- Select Grid: Select the mosaic panel dimension and overlap percentage. The Mosaic Panel is updated accordingly on the sky map. Adjust the Position Angle to match the desired mosaic orientation in the sky. If the Position Angle is different from your camera's usual orientation, you may need to rotate the camera either manually or via a mechanized rotator when the scheduler jobs are executed. Tile transparency is automatically calculated by default but may be turned off and adjusted manually. To compute the mosaic field from the number of tiles, click the button. The mosaic panel can be centered in the sky map by clicking on the button.
A large overlap will make frame stitching easier during post-processing, but it requires more panes to cover the desired extent. However, if you already know the minimal amount of sub-frames your rejection algorithm will use during post-processing, you may want to increase the overlap to attain that amount on the areas covered by multiple panes. For instance, a 4x4 mosaic grid with 75% overlap has 16 sub-frames covering the central intersection, which is enough for Winsorized Sigma rejection. Although the resulting stack does not have the same height on all parts of the final frame, this method gives you control on signal-to-noise ratio and allows you to provide context to your target while exposing a relatively low number of captures.
The large number drawn in the corner of each grid pane represents the order in which panes will be captured. The default S-shaped choice (west-east then alternating high-low/low-high moves), ensures minimal movement of the mount during observation. Uncheck Minimum mount move to revert to west-east/high-low movement only. The coordinates of each pane are rendered in their center as degrees, minutes and seconds. Finally, the angle each pane rotates from the center of the mosaic is displayed at the bottom. If your field of view is large, or if your mosaic is located close to a celestial pole, you may observe that rendered panes start rotating visibly due their horizontal position or high declination. Use the overlap to ensure panes cover the desired frame extents properly.
- Adjust Grid: Adjust Grid center by manually entering the J2000 center or by dragging the center of the mosaic on the sky map.
Create Jobs: The final step is to select the sequence file and directory to store the images. Target field is automatically filled but may be changed as desired. Select the steps each scheduler job should execute in sequence (Track -> Focus -> Align -> Guide -> Capture), and adjust the frequency of automatic alignment and focus routines that must be executed during the mosaic operation. For example, if Align Every is set to 2 Scheduler Jobs, then the first job will run the astrometry alignment, while the second job will skip it. When the third job is executed, alignment is performed again and so forth

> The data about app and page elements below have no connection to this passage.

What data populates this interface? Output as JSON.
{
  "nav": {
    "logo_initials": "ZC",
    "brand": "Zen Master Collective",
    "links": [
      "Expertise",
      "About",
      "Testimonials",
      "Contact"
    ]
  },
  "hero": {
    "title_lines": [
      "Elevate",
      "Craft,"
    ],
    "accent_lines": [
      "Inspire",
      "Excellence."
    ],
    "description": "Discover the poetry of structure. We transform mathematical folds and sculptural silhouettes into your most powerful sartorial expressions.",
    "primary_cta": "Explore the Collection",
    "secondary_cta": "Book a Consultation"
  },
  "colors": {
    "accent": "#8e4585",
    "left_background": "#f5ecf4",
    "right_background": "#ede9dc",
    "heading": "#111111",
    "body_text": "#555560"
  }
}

Click to generate mosaic scheduler jobs and add them to the schedule queue.